### Data in this exercise

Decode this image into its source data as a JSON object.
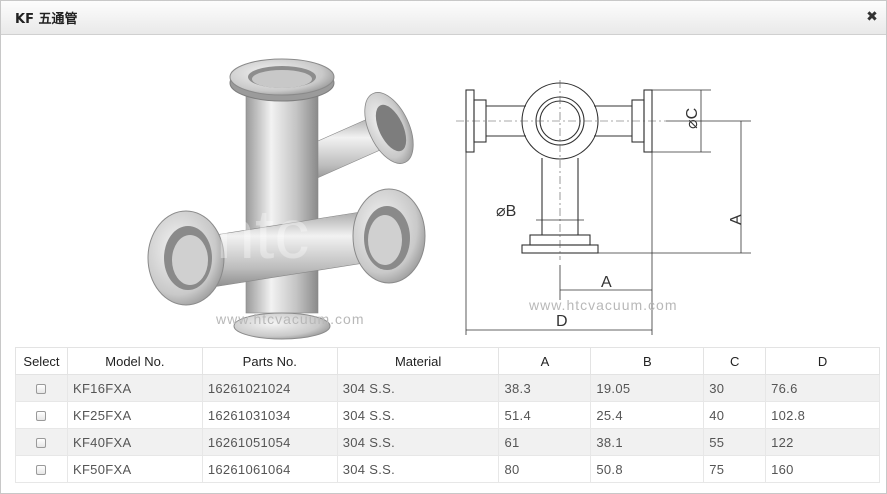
{
  "dialog": {
    "title": "KF 五通管",
    "close_glyph": "✖"
  },
  "figure": {
    "watermark_left": "www.htcvacuum.com",
    "watermark_right": "www.htcvacuum.com",
    "logo_text": "htc",
    "dim_labels": {
      "oc": "⌀C",
      "ob": "⌀B",
      "a_vertical": "A",
      "a_horizontal": "A",
      "d": "D"
    }
  },
  "table": {
    "headers": [
      "Select",
      "Model No.",
      "Parts No.",
      "Material",
      "A",
      "B",
      "C",
      "D"
    ],
    "rows": [
      {
        "model": "KF16FXA",
        "parts": "16261021024",
        "material": "304 S.S.",
        "a": "38.3",
        "b": "19.05",
        "c": "30",
        "d": "76.6"
      },
      {
        "model": "KF25FXA",
        "parts": "16261031034",
        "material": "304 S.S.",
        "a": "51.4",
        "b": "25.4",
        "c": "40",
        "d": "102.8"
      },
      {
        "model": "KF40FXA",
        "parts": "16261051054",
        "material": "304 S.S.",
        "a": "61",
        "b": "38.1",
        "c": "55",
        "d": "122"
      },
      {
        "model": "KF50FXA",
        "parts": "16261061064",
        "material": "304 S.S.",
        "a": "80",
        "b": "50.8",
        "c": "75",
        "d": "160"
      }
    ]
  }
}
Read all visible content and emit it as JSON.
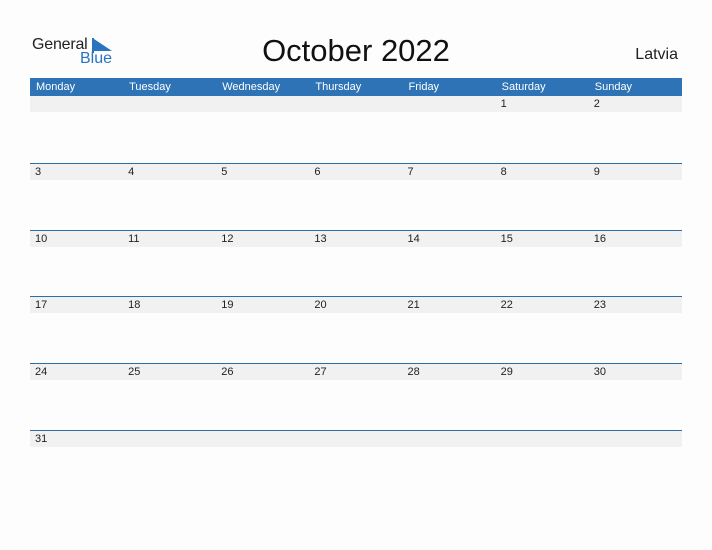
{
  "logo": {
    "general": "General",
    "blue": "Blue",
    "accent_color": "#2a74bf"
  },
  "title": "October 2022",
  "country": "Latvia",
  "colors": {
    "header_bg": "#2e73b5",
    "row_border": "#2e6da8",
    "date_strip": "#f1f1f1"
  },
  "weekdays": [
    "Monday",
    "Tuesday",
    "Wednesday",
    "Thursday",
    "Friday",
    "Saturday",
    "Sunday"
  ],
  "weeks": [
    [
      "",
      "",
      "",
      "",
      "",
      "1",
      "2"
    ],
    [
      "3",
      "4",
      "5",
      "6",
      "7",
      "8",
      "9"
    ],
    [
      "10",
      "11",
      "12",
      "13",
      "14",
      "15",
      "16"
    ],
    [
      "17",
      "18",
      "19",
      "20",
      "21",
      "22",
      "23"
    ],
    [
      "24",
      "25",
      "26",
      "27",
      "28",
      "29",
      "30"
    ],
    [
      "31",
      "",
      "",
      "",
      "",
      "",
      ""
    ]
  ]
}
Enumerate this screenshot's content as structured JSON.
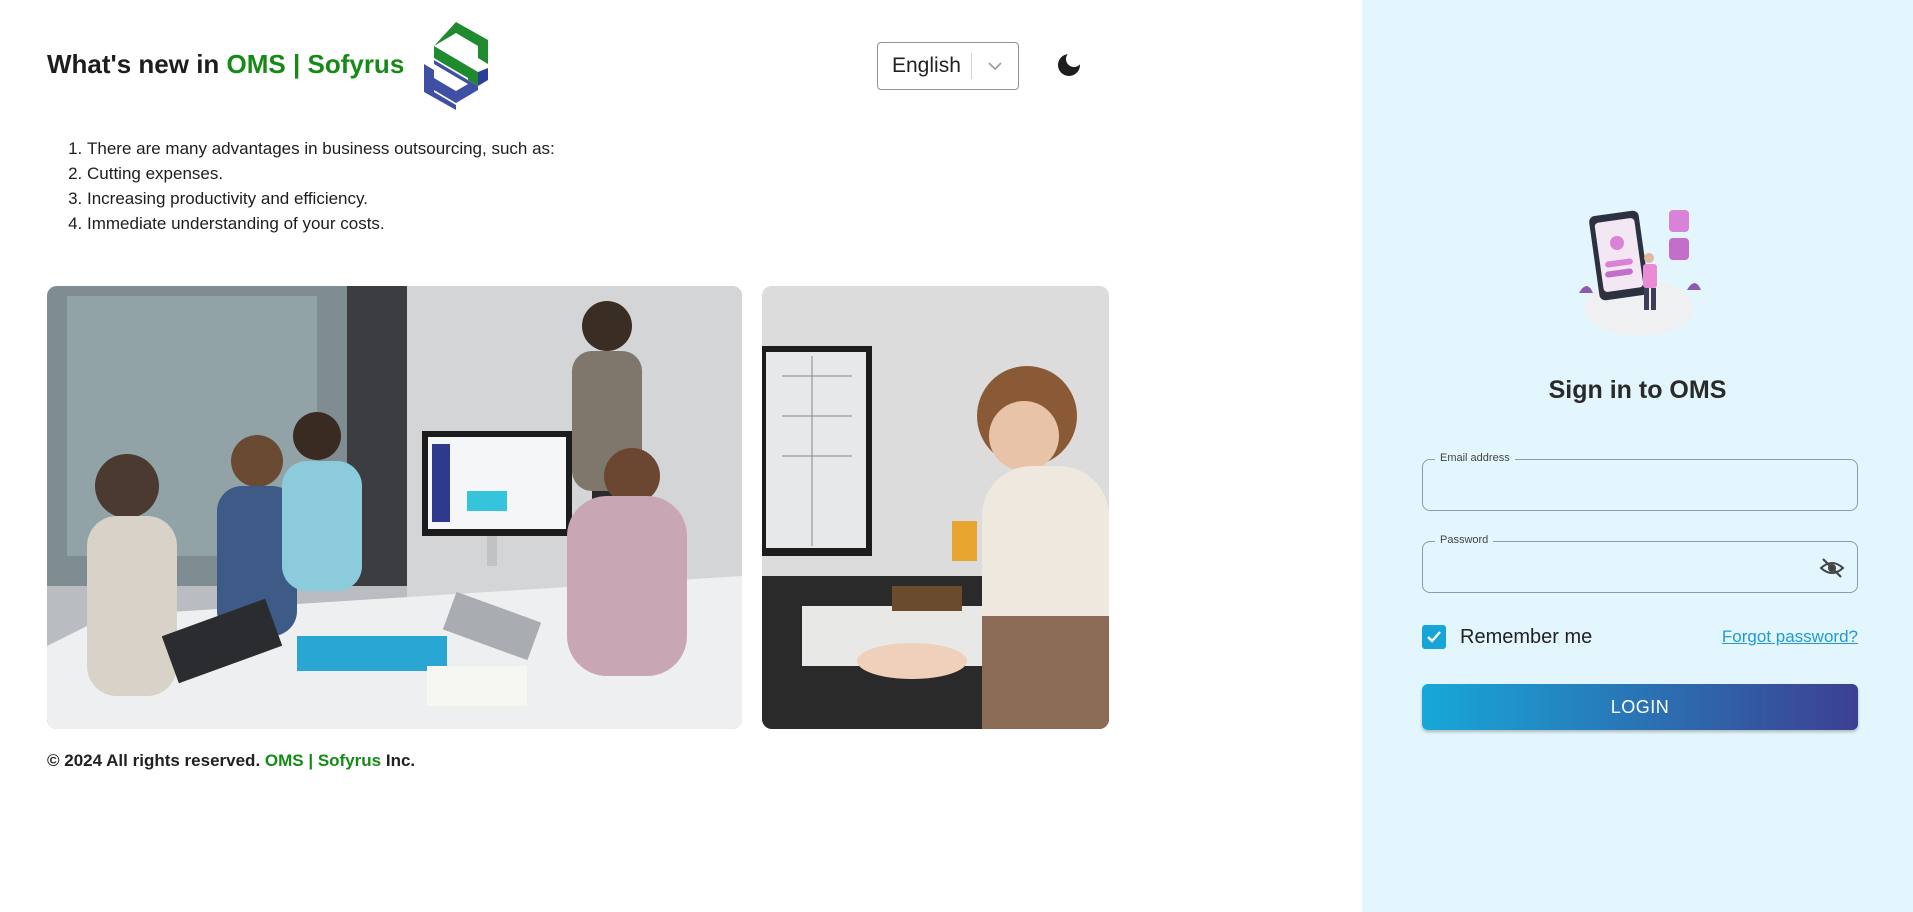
{
  "header": {
    "title_prefix": "What's new in ",
    "brand": "OMS | Sofyrus"
  },
  "language_select": {
    "selected": "English"
  },
  "theme_toggle": {
    "icon": "moon-icon"
  },
  "features": [
    "There are many advantages in business outsourcing, such as:",
    "Cutting expenses.",
    "Increasing productivity and efficiency.",
    "Immediate understanding of your costs."
  ],
  "footer": {
    "prefix": "© 2024 All rights reserved. ",
    "brand": "OMS | Sofyrus",
    "suffix": " Inc."
  },
  "signin": {
    "title": "Sign in to OMS",
    "email_label": "Email address",
    "email_value": "",
    "password_label": "Password",
    "password_value": "",
    "remember_label": "Remember me",
    "remember_checked": true,
    "forgot_label": "Forgot password?",
    "login_label": "LOGIN"
  },
  "colors": {
    "brand_green": "#168a16",
    "accent_blue": "#17a4d6",
    "right_panel_bg": "#e3f6fd",
    "button_gradient_start": "#17a8d8",
    "button_gradient_end": "#3d3f91"
  }
}
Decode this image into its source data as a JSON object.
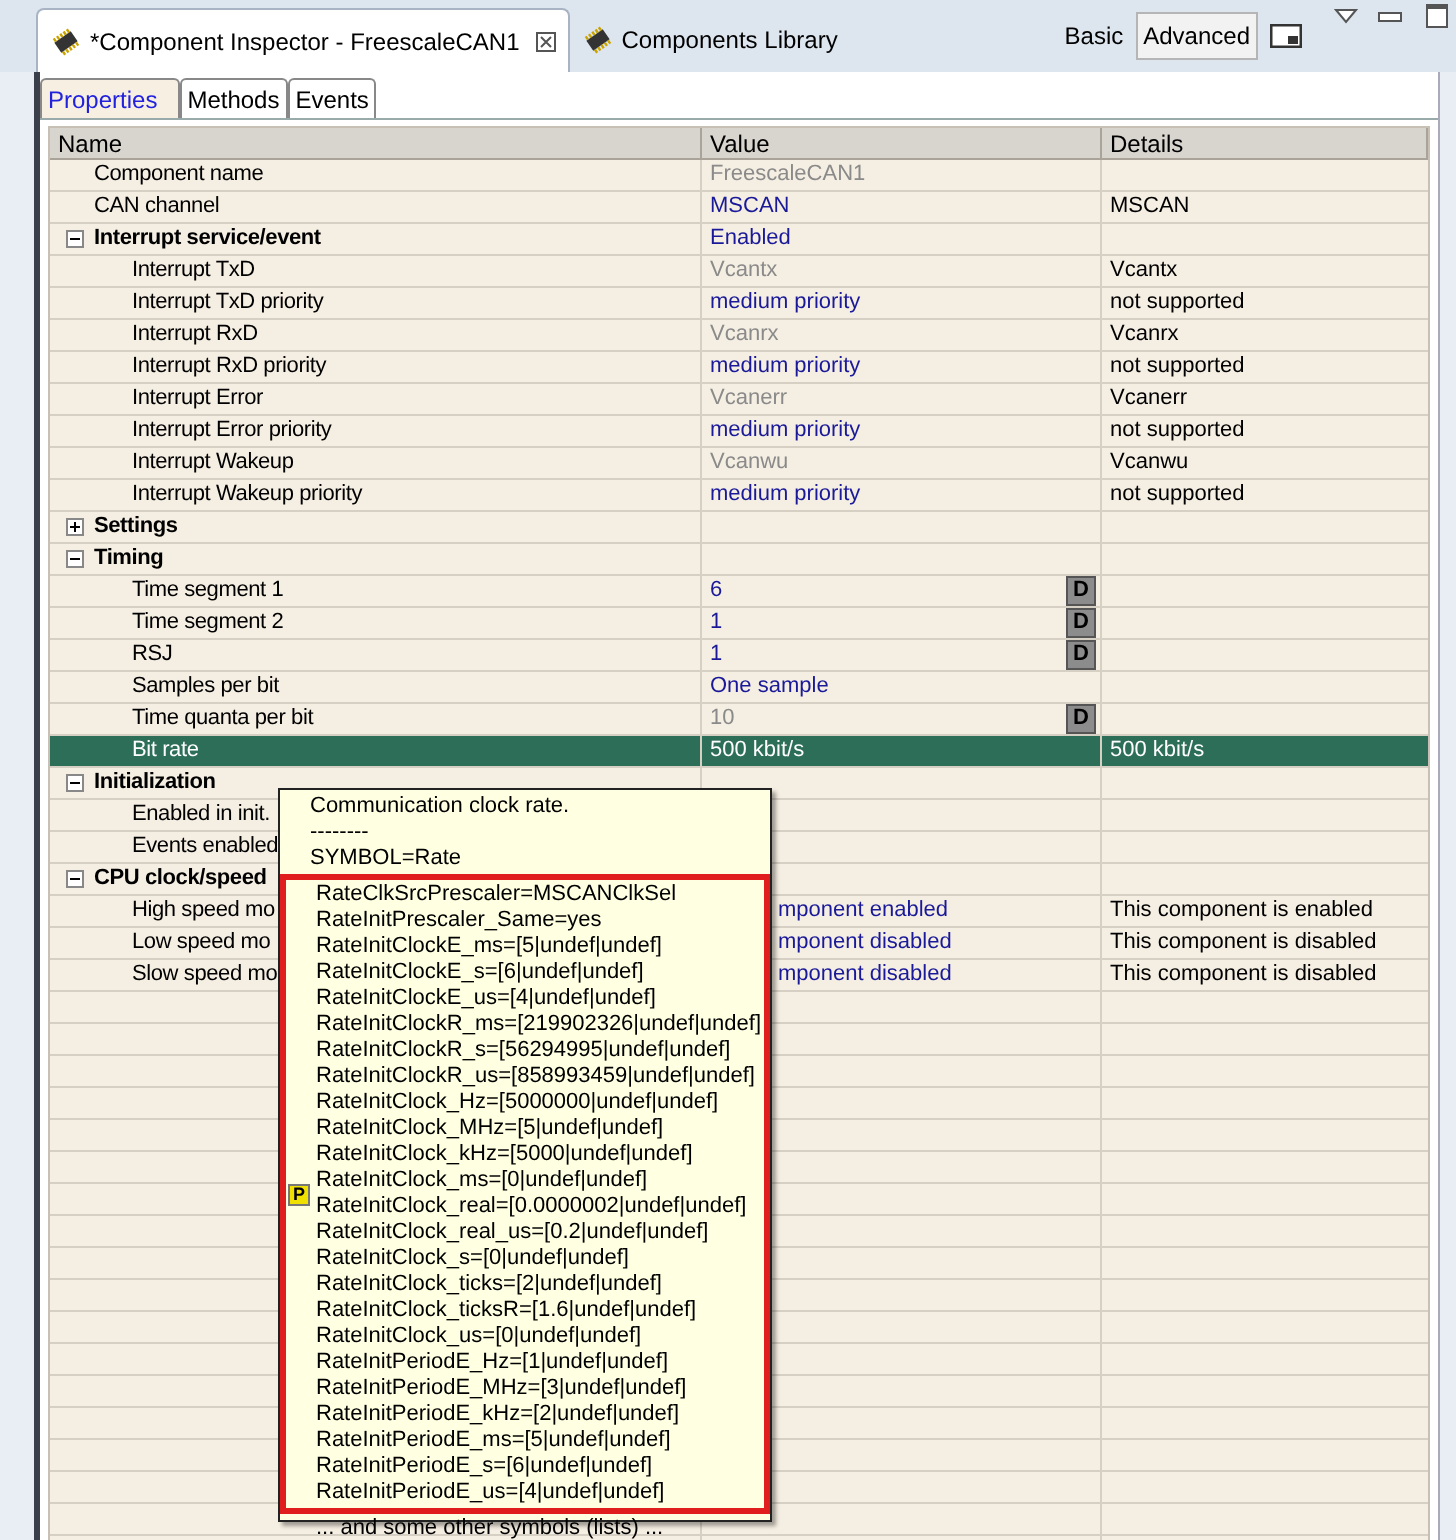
{
  "editor_tabs": [
    {
      "label": "*Component Inspector - FreescaleCAN1",
      "selected": true,
      "closable": true
    },
    {
      "label": "Components Library",
      "selected": false,
      "closable": false
    }
  ],
  "mode_buttons": [
    {
      "label": "Basic",
      "selected": false
    },
    {
      "label": "Advanced",
      "selected": true
    }
  ],
  "sub_tabs": [
    {
      "label": "Properties",
      "selected": true
    },
    {
      "label": "Methods",
      "selected": false
    },
    {
      "label": "Events",
      "selected": false
    }
  ],
  "table": {
    "columns": [
      "Name",
      "Value",
      "Details"
    ],
    "rows": [
      {
        "kind": "property",
        "name": "Component name",
        "value": "FreescaleCAN1",
        "readonly": true,
        "selected": false
      },
      {
        "kind": "property",
        "name": "CAN channel",
        "value": "MSCAN",
        "readonly": false,
        "details": "MSCAN",
        "selected": false
      },
      {
        "kind": "group",
        "name": "Interrupt service/event",
        "value": "Enabled",
        "expanded": true,
        "selected": false,
        "children": [
          {
            "kind": "property",
            "name": "Interrupt TxD",
            "value": "Vcantx",
            "readonly": true,
            "details": "Vcantx",
            "selected": false
          },
          {
            "kind": "property",
            "name": "Interrupt TxD priority",
            "value": "medium priority",
            "readonly": false,
            "details": "not supported",
            "selected": false
          },
          {
            "kind": "property",
            "name": "Interrupt RxD",
            "value": "Vcanrx",
            "readonly": true,
            "details": "Vcanrx",
            "selected": false
          },
          {
            "kind": "property",
            "name": "Interrupt RxD priority",
            "value": "medium priority",
            "readonly": false,
            "details": "not supported",
            "selected": false
          },
          {
            "kind": "property",
            "name": "Interrupt Error",
            "value": "Vcanerr",
            "readonly": true,
            "details": "Vcanerr",
            "selected": false
          },
          {
            "kind": "property",
            "name": "Interrupt Error priority",
            "value": "medium priority",
            "readonly": false,
            "details": "not supported",
            "selected": false
          },
          {
            "kind": "property",
            "name": "Interrupt Wakeup",
            "value": "Vcanwu",
            "readonly": true,
            "details": "Vcanwu",
            "selected": false
          },
          {
            "kind": "property",
            "name": "Interrupt Wakeup priority",
            "value": "medium priority",
            "readonly": false,
            "details": "not supported",
            "selected": false
          }
        ]
      },
      {
        "kind": "group",
        "name": "Settings",
        "expanded": false,
        "selected": false
      },
      {
        "kind": "group",
        "name": "Timing",
        "expanded": true,
        "selected": false,
        "children": [
          {
            "kind": "property",
            "name": "Time segment 1",
            "value": "6",
            "readonly": false,
            "button": "D",
            "selected": false
          },
          {
            "kind": "property",
            "name": "Time segment 2",
            "value": "1",
            "readonly": false,
            "button": "D",
            "selected": false
          },
          {
            "kind": "property",
            "name": "RSJ",
            "value": "1",
            "readonly": false,
            "button": "D",
            "selected": false
          },
          {
            "kind": "property",
            "name": "Samples per bit",
            "value": "One sample",
            "readonly": false,
            "selected": false
          },
          {
            "kind": "property",
            "name": "Time quanta per bit",
            "value": "10",
            "readonly": true,
            "button": "D",
            "selected": false
          },
          {
            "kind": "property",
            "name": "Bit rate",
            "value": "500 kbit/s",
            "readonly": false,
            "details": "500 kbit/s",
            "selected": true
          }
        ]
      },
      {
        "kind": "group",
        "name": "Initialization",
        "expanded": true,
        "selected": false,
        "children": [
          {
            "kind": "property",
            "name": "Enabled in init.",
            "selected": false
          },
          {
            "kind": "property",
            "name": "Events enabled",
            "selected": false
          }
        ]
      },
      {
        "kind": "group",
        "name": "CPU clock/speed",
        "expanded": true,
        "selected": false,
        "children": [
          {
            "kind": "property",
            "name": "High speed mo",
            "value": "mponent enabled",
            "covered": true,
            "readonly": false,
            "details": "This component is enabled",
            "selected": false
          },
          {
            "kind": "property",
            "name": "Low speed mo",
            "value": "mponent disabled",
            "covered": true,
            "readonly": false,
            "details": "This component is disabled",
            "selected": false
          },
          {
            "kind": "property",
            "name": "Slow speed mo",
            "value": "mponent disabled",
            "covered": true,
            "readonly": false,
            "details": "This component is disabled",
            "selected": false
          }
        ]
      }
    ]
  },
  "tooltip": {
    "description": "Communication clock rate.",
    "separator": "--------",
    "symbol": "SYMBOL=Rate",
    "marker": "P",
    "symbols": [
      "RateClkSrcPrescaler=MSCANClkSel",
      "RateInitPrescaler_Same=yes",
      "RateInitClockE_ms=[5|undef|undef]",
      "RateInitClockE_s=[6|undef|undef]",
      "RateInitClockE_us=[4|undef|undef]",
      "RateInitClockR_ms=[219902326|undef|undef]",
      "RateInitClockR_s=[56294995|undef|undef]",
      "RateInitClockR_us=[858993459|undef|undef]",
      "RateInitClock_Hz=[5000000|undef|undef]",
      "RateInitClock_MHz=[5|undef|undef]",
      "RateInitClock_kHz=[5000|undef|undef]",
      "RateInitClock_ms=[0|undef|undef]",
      "RateInitClock_real=[0.0000002|undef|undef]",
      "RateInitClock_real_us=[0.2|undef|undef]",
      "RateInitClock_s=[0|undef|undef]",
      "RateInitClock_ticks=[2|undef|undef]",
      "RateInitClock_ticksR=[1.6|undef|undef]",
      "RateInitClock_us=[0|undef|undef]",
      "RateInitPeriodE_Hz=[1|undef|undef]",
      "RateInitPeriodE_MHz=[3|undef|undef]",
      "RateInitPeriodE_kHz=[2|undef|undef]",
      "RateInitPeriodE_ms=[5|undef|undef]",
      "RateInitPeriodE_s=[6|undef|undef]",
      "RateInitPeriodE_us=[4|undef|undef]"
    ],
    "footer": "... and some other symbols (lists) ..."
  }
}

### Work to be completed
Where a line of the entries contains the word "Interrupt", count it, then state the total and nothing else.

### Exercise solution
9